In Memory of Two Outstanding Leaders
It is with great sorrow that I share with you the passing of two vital members of the UK College of Medicine’s history, both of whom were former chairs.
Ward O. Griffen, MD, PhD, former chair of the department of surgery, passed away Tuesday, July 21, at the age of 92, and Jacqueline Noonan, MD, former chair of the department of pediatrics, died on July 23 at the age of 91. The College of Medicine community will miss both deeply.
Ward O. Griffen, MD, PhD
Dr. Griffen was recruited to UK by the department of surgery’s founding chair, Ben Eiseman, MD, in 1965, serving as associate professor of surgery before becoming chair of the department in 1968. He held that position for more than 15 years, and under his direction, clinical volume in the department virtually doubled by the late 1970s.
Dr. Griffen also made significant contributions to surgery. In 1977, he introduced the Roux-en-y to the gastric bypass procedure. In 1984, he was named executive director of the American Board of Surgery and served in that role for a decade.
Thanks to his notable accomplishments at the College of Medicine, Dr. Griffen has had the Ward O. Griffen Endowed Chair in Surgery and the Ward O. Griffen Surgery Teaching Award for Excellence in Medical Student Education named in his honor.
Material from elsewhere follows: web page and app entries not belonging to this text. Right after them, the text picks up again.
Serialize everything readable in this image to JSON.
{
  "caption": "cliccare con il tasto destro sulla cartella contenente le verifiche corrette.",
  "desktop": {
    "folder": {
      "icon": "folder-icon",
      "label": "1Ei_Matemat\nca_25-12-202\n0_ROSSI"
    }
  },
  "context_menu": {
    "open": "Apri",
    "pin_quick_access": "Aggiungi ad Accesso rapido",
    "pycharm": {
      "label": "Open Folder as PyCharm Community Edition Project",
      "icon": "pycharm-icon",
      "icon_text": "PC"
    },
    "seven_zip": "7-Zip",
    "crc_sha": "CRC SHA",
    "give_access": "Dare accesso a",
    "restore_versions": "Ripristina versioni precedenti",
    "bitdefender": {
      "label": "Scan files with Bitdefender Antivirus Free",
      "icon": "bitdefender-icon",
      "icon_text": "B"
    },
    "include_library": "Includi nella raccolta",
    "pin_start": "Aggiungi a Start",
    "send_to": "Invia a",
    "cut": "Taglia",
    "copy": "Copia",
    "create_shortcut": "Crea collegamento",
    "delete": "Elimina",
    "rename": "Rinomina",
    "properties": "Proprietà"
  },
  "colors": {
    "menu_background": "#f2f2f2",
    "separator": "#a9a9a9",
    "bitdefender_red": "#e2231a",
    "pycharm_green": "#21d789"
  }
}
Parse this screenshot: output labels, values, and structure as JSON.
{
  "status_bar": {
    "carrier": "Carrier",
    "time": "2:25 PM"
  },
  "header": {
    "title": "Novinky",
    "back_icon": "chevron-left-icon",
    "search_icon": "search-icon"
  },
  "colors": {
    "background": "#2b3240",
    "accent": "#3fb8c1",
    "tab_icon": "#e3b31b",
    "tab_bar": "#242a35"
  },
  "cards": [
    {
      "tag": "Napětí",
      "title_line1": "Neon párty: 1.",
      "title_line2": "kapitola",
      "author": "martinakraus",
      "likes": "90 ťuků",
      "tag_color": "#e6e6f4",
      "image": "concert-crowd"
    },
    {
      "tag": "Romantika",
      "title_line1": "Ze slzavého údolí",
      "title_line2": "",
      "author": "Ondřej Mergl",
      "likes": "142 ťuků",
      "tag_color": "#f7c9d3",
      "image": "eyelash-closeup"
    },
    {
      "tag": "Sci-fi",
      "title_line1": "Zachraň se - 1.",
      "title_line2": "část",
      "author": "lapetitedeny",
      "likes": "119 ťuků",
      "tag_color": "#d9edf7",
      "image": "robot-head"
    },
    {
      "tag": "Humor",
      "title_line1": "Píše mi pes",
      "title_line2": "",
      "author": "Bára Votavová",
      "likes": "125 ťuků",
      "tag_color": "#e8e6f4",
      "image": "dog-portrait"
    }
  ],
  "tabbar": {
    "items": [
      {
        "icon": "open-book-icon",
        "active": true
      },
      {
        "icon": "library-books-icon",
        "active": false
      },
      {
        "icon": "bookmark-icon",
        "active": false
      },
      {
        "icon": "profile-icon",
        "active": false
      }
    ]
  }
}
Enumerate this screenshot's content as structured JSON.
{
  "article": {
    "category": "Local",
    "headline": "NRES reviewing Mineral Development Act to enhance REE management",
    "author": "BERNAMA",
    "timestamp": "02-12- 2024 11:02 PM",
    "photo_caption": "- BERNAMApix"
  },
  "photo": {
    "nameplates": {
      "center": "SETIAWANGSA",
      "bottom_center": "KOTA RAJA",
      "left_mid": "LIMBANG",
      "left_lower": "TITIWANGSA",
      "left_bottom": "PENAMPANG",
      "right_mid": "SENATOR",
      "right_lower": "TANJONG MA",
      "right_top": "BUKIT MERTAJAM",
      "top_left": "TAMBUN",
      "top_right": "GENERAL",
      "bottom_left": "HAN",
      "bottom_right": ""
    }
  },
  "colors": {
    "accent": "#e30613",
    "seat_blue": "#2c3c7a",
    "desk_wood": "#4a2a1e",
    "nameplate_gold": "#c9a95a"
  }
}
Before arriving to UK, Dr. Griffen earned his medical degree from Cornell University and completed an internal medicine internship at Bellevue. He then finished a nine-year residency in general surgery and thoracic surgery at the University of Minnesota, later accepting a faculty appointment at the institution.
A devoted family man, Dr. Griffen is survived by his wife of 67 years, Margaret “Pudge” Griffen, seven children, 19 grandchildren, and eight great-grandchildren.
Dr. Griffen’s leadership and patient-centered care through the years has led the UK College of Medicine Department of Surgery to thrive. Dr. Griffen made a profound impact on his students and fellow faculty, and he will be sincerely missed.
Jacqueline Noonan, MD
Without Dr. Noonan, her wealth of knowledge and endless compassion for students and patients, I am certain the University of Kentucky College of Medicine would not be where it is today. Dr. Noonan dedicated her life to advancing cardiology and pediatric care. In the process, she paved the way for future health care leaders, especially by establishing herself as a role model for women in medicine and science.
For more than 50 years, Dr. Noonan served the Bluegrass as a pediatric cardiologist, joining the College of Medicine in 1961 before the hospital was completed. During her time here, she served as chair of the department of pediatrics and most recently as professor emeritus.
Dr. Noonan was an innovator in her field. She was the first pediatric cardiologist at the University of Iowa Stead Family Children’s Hospital, where she observed a rare heart defect in children that was accompanied by distinct physical characteristics. The condition, characterized by distinct facial traits, short stature, and congenital cardiac defects, is now named “Noonan Syndrome.”
Through her more than half century of service, Dr. Noonan considered her patients and students to be like children of her own. Even in her more recent years she remained involved with medicine, and she volunteered her time to see young patients with sick hearts across Kentucky.
Dr. Noonan studied chemistry at the Albertus Magnus College and received her medical degree from the University of Vermont. She completed a residency at Cincinnati Children’s Hospital and a fellowship at Children’s Hospital in Boston.
To this day, Dr. Noonan is recognized as one of the most important individuals in the history of American pediatric care. The College of Medicine community will miss Dr. Noonan greatly. Her dedication to Kentucky’s medical students and patients was unmatched, and it remains evident in every square inch of our campus today.
The University of Kentucky College of Medicine lost two influential educators, department leaders, and experts in their respective fields this month. While their memories can never be replaced, their impact and legacy will continue to live on.
Robert S. DiPaola, MD
Dean, College of Medicine